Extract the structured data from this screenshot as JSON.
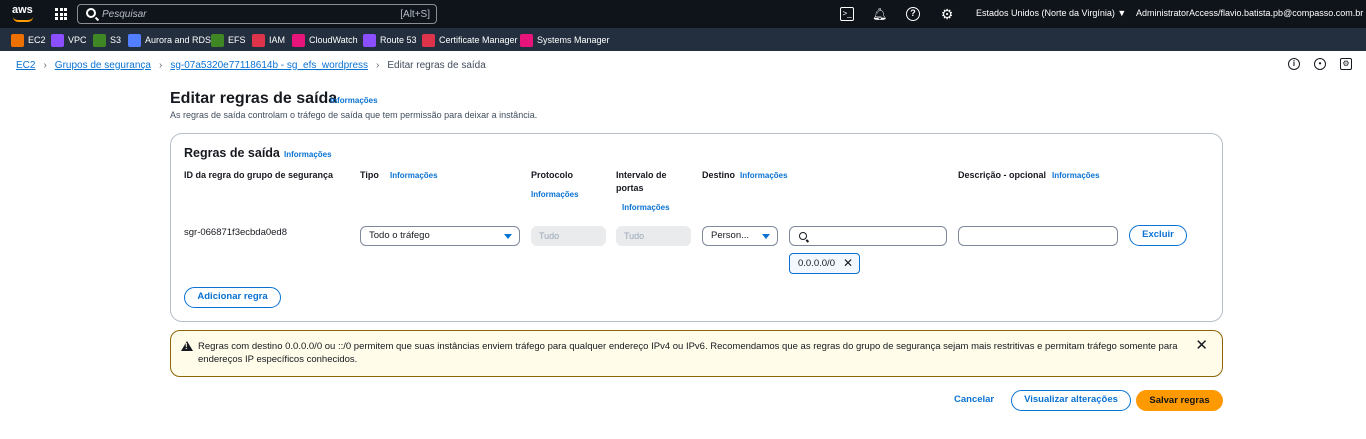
{
  "topbar": {
    "logo": "aws",
    "search_placeholder": "Pesquisar",
    "search_shortcut": "[Alt+S]",
    "region": "Estados Unidos (Norte da Virgínia) ▼",
    "account": "AdministratorAccess/flavio.batista.pb@compasso.com.br ▼"
  },
  "favorites": [
    {
      "label": "EC2",
      "color": "#ed7100"
    },
    {
      "label": "VPC",
      "color": "#8c4fff"
    },
    {
      "label": "S3",
      "color": "#3f8624"
    },
    {
      "label": "Aurora and RDS",
      "color": "#527fff"
    },
    {
      "label": "EFS",
      "color": "#3f8624"
    },
    {
      "label": "IAM",
      "color": "#dd344c"
    },
    {
      "label": "CloudWatch",
      "color": "#e7157b"
    },
    {
      "label": "Route 53",
      "color": "#8c4fff"
    },
    {
      "label": "Certificate Manager",
      "color": "#dd344c"
    },
    {
      "label": "Systems Manager",
      "color": "#e7157b"
    }
  ],
  "breadcrumb": {
    "items": [
      "EC2",
      "Grupos de segurança",
      "sg-07a5320e77118614b - sg_efs_wordpress"
    ],
    "current": "Editar regras de saída"
  },
  "page": {
    "title": "Editar regras de saída",
    "info": "Informações",
    "description": "As regras de saída controlam o tráfego de saída que tem permissão para deixar a instância."
  },
  "rules": {
    "title": "Regras de saída",
    "info": "Informações",
    "columns": {
      "id": "ID da regra do grupo de segurança",
      "type": "Tipo",
      "type_info": "Informações",
      "protocol": "Protocolo",
      "protocol_info": "Informações",
      "port_line1": "Intervalo de",
      "port_line2": "portas",
      "port_info": "Informações",
      "destination": "Destino",
      "destination_info": "Informações",
      "description": "Descrição - opcional",
      "description_info": "Informações"
    },
    "row": {
      "id": "sgr-066871f3ecbda0ed8",
      "type": "Todo o tráfego",
      "protocol_placeholder": "Tudo",
      "port_placeholder": "Tudo",
      "destination_mode": "Person...",
      "cidr_token": "0.0.0.0/0",
      "delete_label": "Excluir"
    },
    "add_label": "Adicionar regra"
  },
  "alert": {
    "text": "Regras com destino 0.0.0.0/0 ou ::/0 permitem que suas instâncias enviem tráfego para qualquer endereço IPv4 ou IPv6. Recomendamos que as regras do grupo de segurança sejam mais restritivas e permitam tráfego somente para endereços IP específicos conhecidos."
  },
  "actions": {
    "cancel": "Cancelar",
    "preview": "Visualizar alterações",
    "save": "Salvar regras"
  }
}
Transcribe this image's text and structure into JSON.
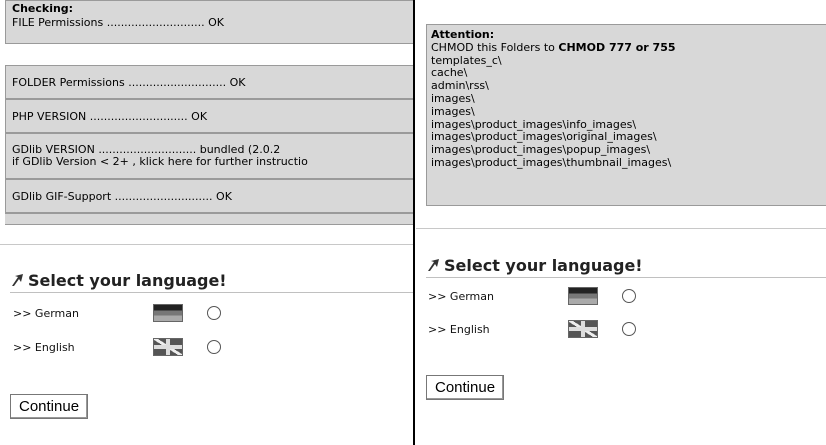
{
  "left": {
    "checks": {
      "heading": "Checking:",
      "file_permissions": "FILE Permissions ............................ OK",
      "folder_permissions": "FOLDER Permissions ............................ OK",
      "php_version": "PHP VERSION ............................ OK",
      "gdlib_version": "GDlib VERSION ............................ bundled (2.0.2",
      "gdlib_note": "if GDlib Version < 2+ , klick here for further instructio",
      "gdlib_gif": "GDlib GIF-Support ............................ OK"
    },
    "language": {
      "title": "Select your language!",
      "options": [
        {
          "label": ">> German",
          "flag": "german-flag"
        },
        {
          "label": ">> English",
          "flag": "uk-flag"
        }
      ],
      "continue_label": "Continue"
    }
  },
  "right": {
    "attention": {
      "heading": "Attention:",
      "intro": "CHMOD this Folders to ",
      "intro_bold": "CHMOD 777 or 755",
      "folders": [
        "templates_c\\",
        "cache\\",
        "admin\\rss\\",
        "images\\",
        "images\\",
        "images\\product_images\\info_images\\",
        "images\\product_images\\original_images\\",
        "images\\product_images\\popup_images\\",
        "images\\product_images\\thumbnail_images\\"
      ]
    },
    "language": {
      "title": "Select your language!",
      "options": [
        {
          "label": ">> German",
          "flag": "german-flag"
        },
        {
          "label": ">> English",
          "flag": "uk-flag"
        }
      ],
      "continue_label": "Continue"
    }
  }
}
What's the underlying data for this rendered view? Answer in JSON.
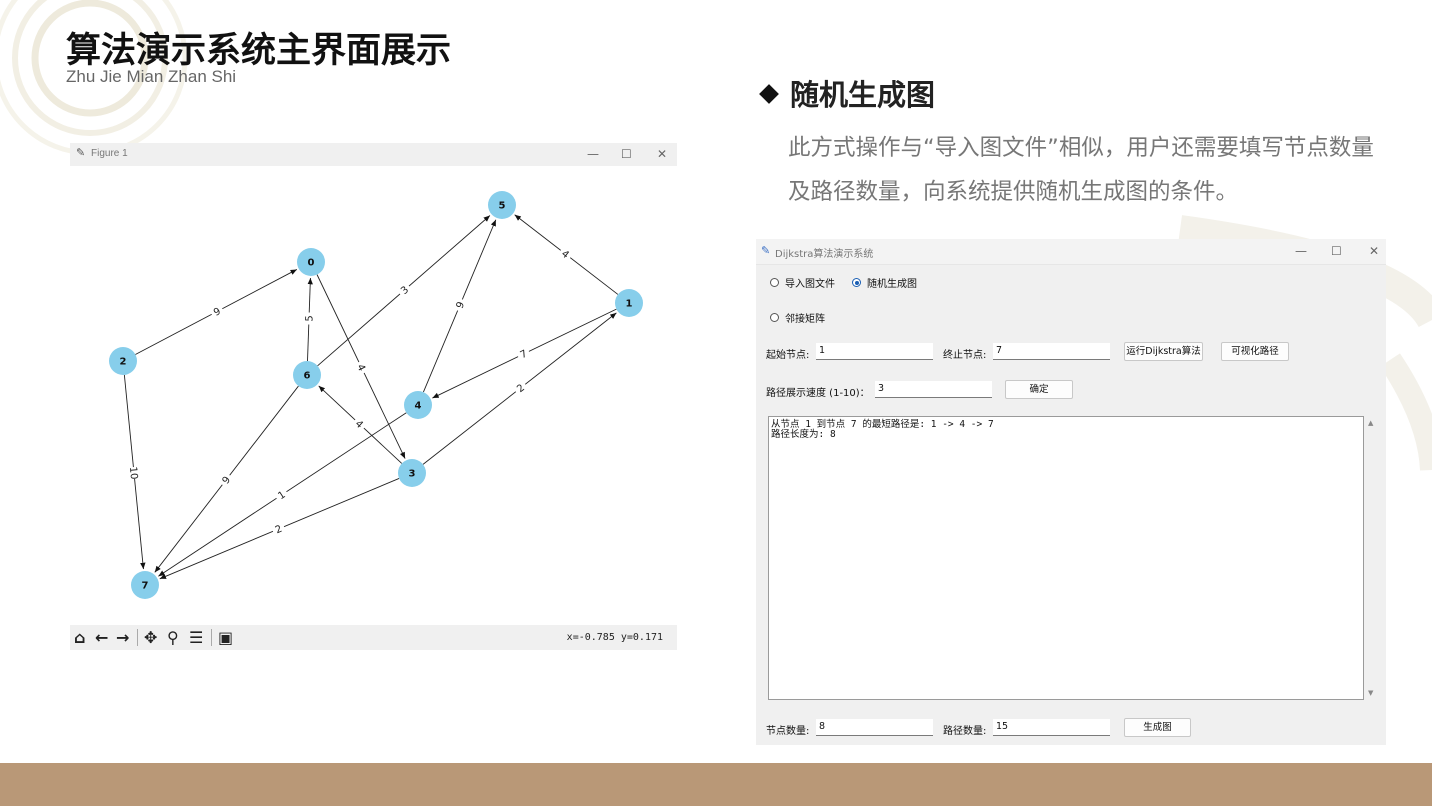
{
  "slide": {
    "title": "算法演示系统主界面展示",
    "subtitle": "Zhu Jie Mian Zhan Shi"
  },
  "figure_window": {
    "title": "Figure 1",
    "coords_readout": "x=-0.785 y=0.171",
    "node_color": "#87ceeb"
  },
  "graph": {
    "nodes": [
      "0",
      "1",
      "2",
      "3",
      "4",
      "5",
      "6",
      "7"
    ],
    "edges": [
      {
        "from": "2",
        "to": "0",
        "weight": "9"
      },
      {
        "from": "2",
        "to": "7",
        "weight": "10"
      },
      {
        "from": "6",
        "to": "0",
        "weight": "5"
      },
      {
        "from": "0",
        "to": "3",
        "weight": "4"
      },
      {
        "from": "6",
        "to": "5",
        "weight": "3"
      },
      {
        "from": "4",
        "to": "5",
        "weight": "9"
      },
      {
        "from": "1",
        "to": "5",
        "weight": "4"
      },
      {
        "from": "1",
        "to": "4",
        "weight": "7"
      },
      {
        "from": "3",
        "to": "1",
        "weight": "2"
      },
      {
        "from": "3",
        "to": "6",
        "weight": "4"
      },
      {
        "from": "6",
        "to": "7",
        "weight": "9"
      },
      {
        "from": "4",
        "to": "7",
        "weight": "1"
      },
      {
        "from": "3",
        "to": "7",
        "weight": "2"
      }
    ]
  },
  "section": {
    "heading": "随机生成图",
    "description": "此方式操作与“导入图文件”相似，用户还需要填写节点数量及路径数量，向系统提供随机生成图的条件。"
  },
  "app": {
    "title": "Dijkstra算法演示系统",
    "radio_import": "导入图文件",
    "radio_random": "随机生成图",
    "radio_adjacency": "邻接矩阵",
    "selected_mode": "随机生成图",
    "start_label": "起始节点:",
    "start_value": "1",
    "end_label": "终止节点:",
    "end_value": "7",
    "run_button": "运行Dijkstra算法",
    "visualize_button": "可视化路径",
    "speed_label": "路径展示速度 (1-10)：",
    "speed_value": "3",
    "confirm_button": "确定",
    "output_lines": [
      "从节点 1 到节点 7 的最短路径是: 1 -> 4 -> 7",
      "路径长度为: 8"
    ],
    "node_count_label": "节点数量:",
    "node_count_value": "8",
    "edge_count_label": "路径数量:",
    "edge_count_value": "15",
    "generate_button": "生成图"
  },
  "colors": {
    "bottom_band": "#b99877",
    "radio_selected": "#1a5fb4"
  }
}
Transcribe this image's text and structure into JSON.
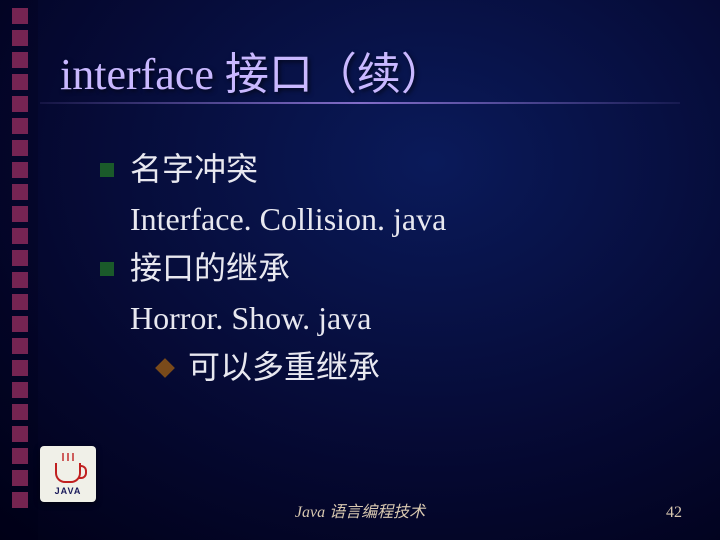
{
  "title": "interface 接口（续）",
  "bullets": [
    {
      "heading": "名字冲突",
      "body": "Interface. Collision. java"
    },
    {
      "heading": "接口的继承",
      "body": "Horror. Show. java",
      "sub": [
        "可以多重继承"
      ]
    }
  ],
  "footer": "Java 语言编程技术",
  "page_number": "42",
  "logo_text": "JAVA",
  "strip_count": 23
}
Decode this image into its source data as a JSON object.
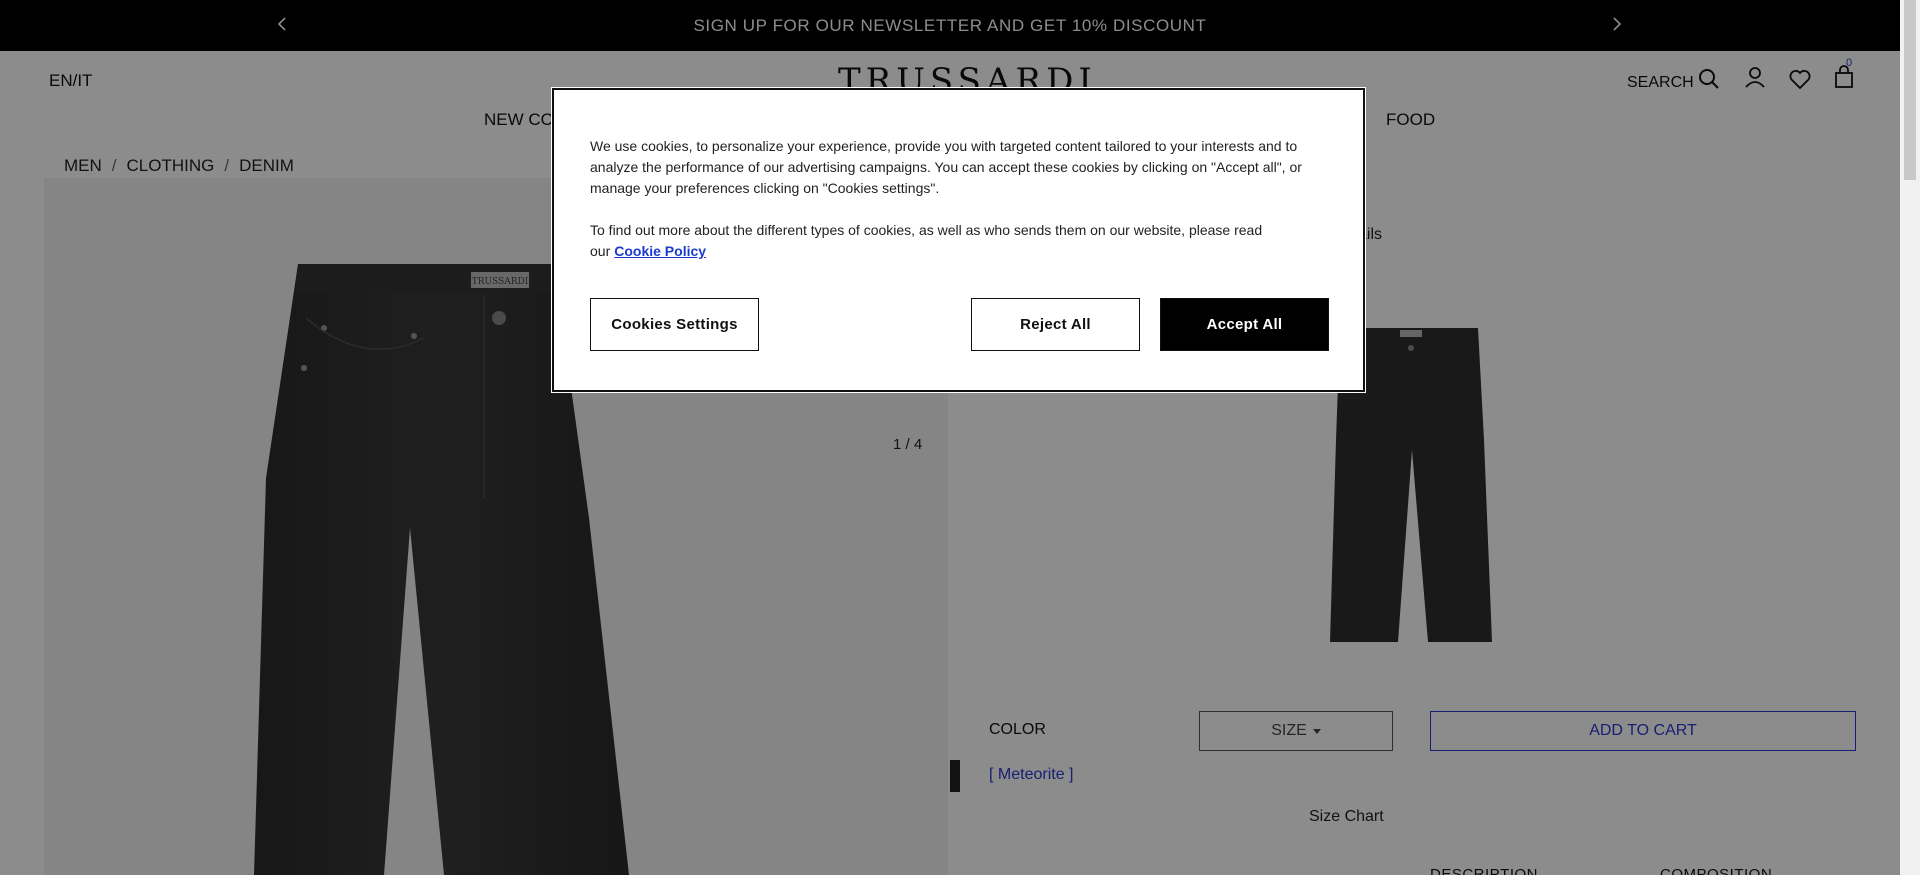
{
  "promo": {
    "text": "SIGN UP FOR OUR NEWSLETTER AND GET 10% DISCOUNT"
  },
  "header": {
    "lang": "EN/IT",
    "logo": "TRUSSARDI",
    "search_label": "SEARCH",
    "bag_count": "0"
  },
  "nav": {
    "item_newco": "NEW CO",
    "item_food": "FOOD"
  },
  "breadcrumb": {
    "items": [
      "MEN",
      "CLOTHING",
      "DENIM"
    ],
    "separator": "/"
  },
  "gallery": {
    "counter": "1 / 4"
  },
  "product": {
    "details_link": "ails",
    "color_label": "COLOR",
    "color_value": "[ Meteorite ]",
    "size_label": "SIZE",
    "add_to_cart": "ADD TO CART",
    "size_chart": "Size Chart",
    "tab_description": "DESCRIPTION",
    "tab_composition": "COMPOSITION",
    "label_tag": "TRUSSARDI"
  },
  "cookie": {
    "p1": "We use cookies, to personalize your experience, provide you with targeted content tailored to your interests and to analyze the performance of our advertising campaigns. You can accept these cookies by clicking on \"Accept all\", or manage your preferences clicking on \"Cookies settings\".",
    "p2": "To find out more about the different types of cookies, as well as who sends them on our website, please read our",
    "policy_link": "Cookie Policy",
    "settings_button": "Cookies Settings",
    "reject_button": "Reject All",
    "accept_button": "Accept All"
  },
  "colors": {
    "accent_blue": "#2a3ad0",
    "promo_bg": "#000000"
  }
}
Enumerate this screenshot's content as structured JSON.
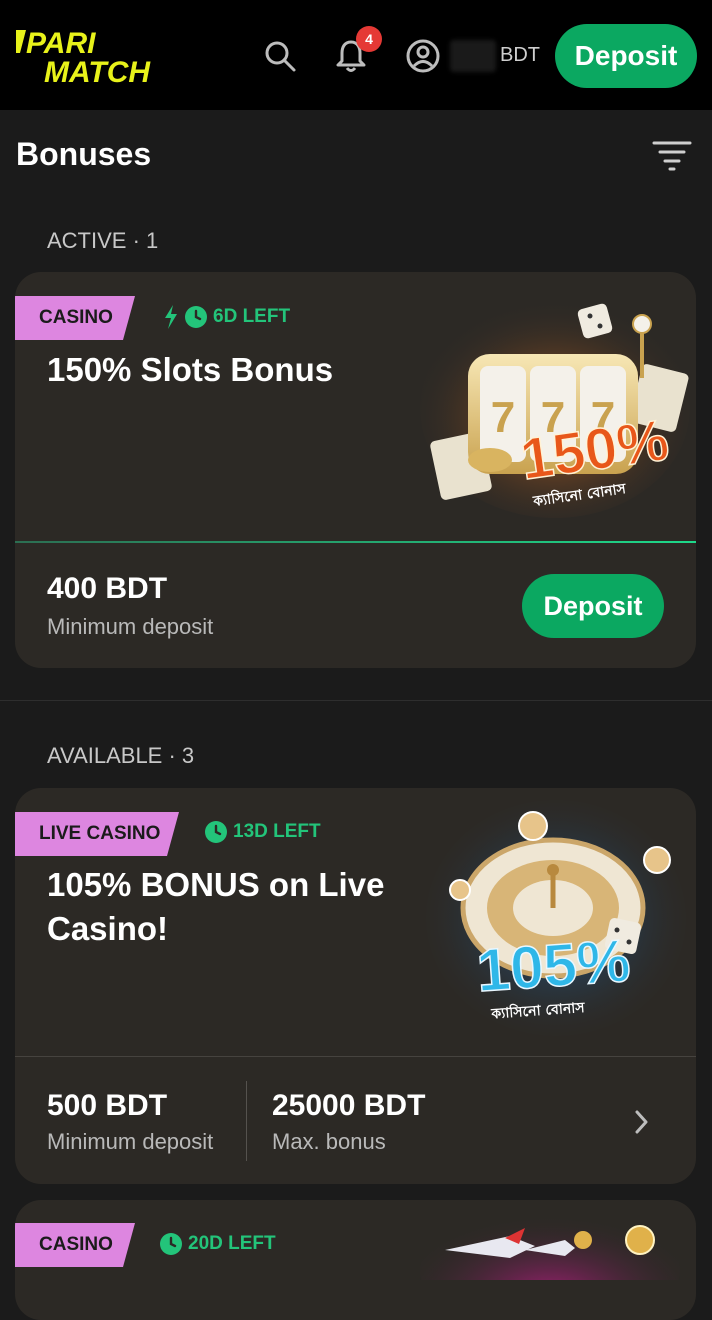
{
  "header": {
    "logo_text": "PARIMATCH",
    "notification_count": "4",
    "currency": "BDT",
    "deposit_label": "Deposit"
  },
  "page": {
    "title": "Bonuses"
  },
  "sections": {
    "active": {
      "label": "ACTIVE · 1"
    },
    "available": {
      "label": "AVAILABLE · 3"
    }
  },
  "cards": [
    {
      "tag": "CASINO",
      "timer": "6D LEFT",
      "title": "150% Slots Bonus",
      "promo_percent": "150%",
      "promo_caption": "ক্যাসিনো বোনাস",
      "amount": "400 BDT",
      "amount_label": "Minimum deposit",
      "button": "Deposit"
    },
    {
      "tag": "LIVE CASINO",
      "timer": "13D LEFT",
      "title_line1": "105% BONUS on Live",
      "title_line2": "Casino!",
      "promo_percent": "105%",
      "promo_caption": "ক্যাসিনো বোনাস",
      "amount": "500 BDT",
      "amount_label": "Minimum deposit",
      "max_amount": "25000 BDT",
      "max_label": "Max. bonus"
    },
    {
      "tag": "CASINO",
      "timer": "20D LEFT"
    }
  ],
  "colors": {
    "accent": "#0ba861",
    "tag": "#dd86e0",
    "timer": "#23c47a",
    "logo": "#e8f21a"
  }
}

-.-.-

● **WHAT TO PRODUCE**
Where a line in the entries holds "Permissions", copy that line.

● **REPLY TO THE EXERCISE**
      "file_permissions": "FILE Permissions ............................ OK",
      "folder_permissions": "FOLDER Permissions ............................ OK",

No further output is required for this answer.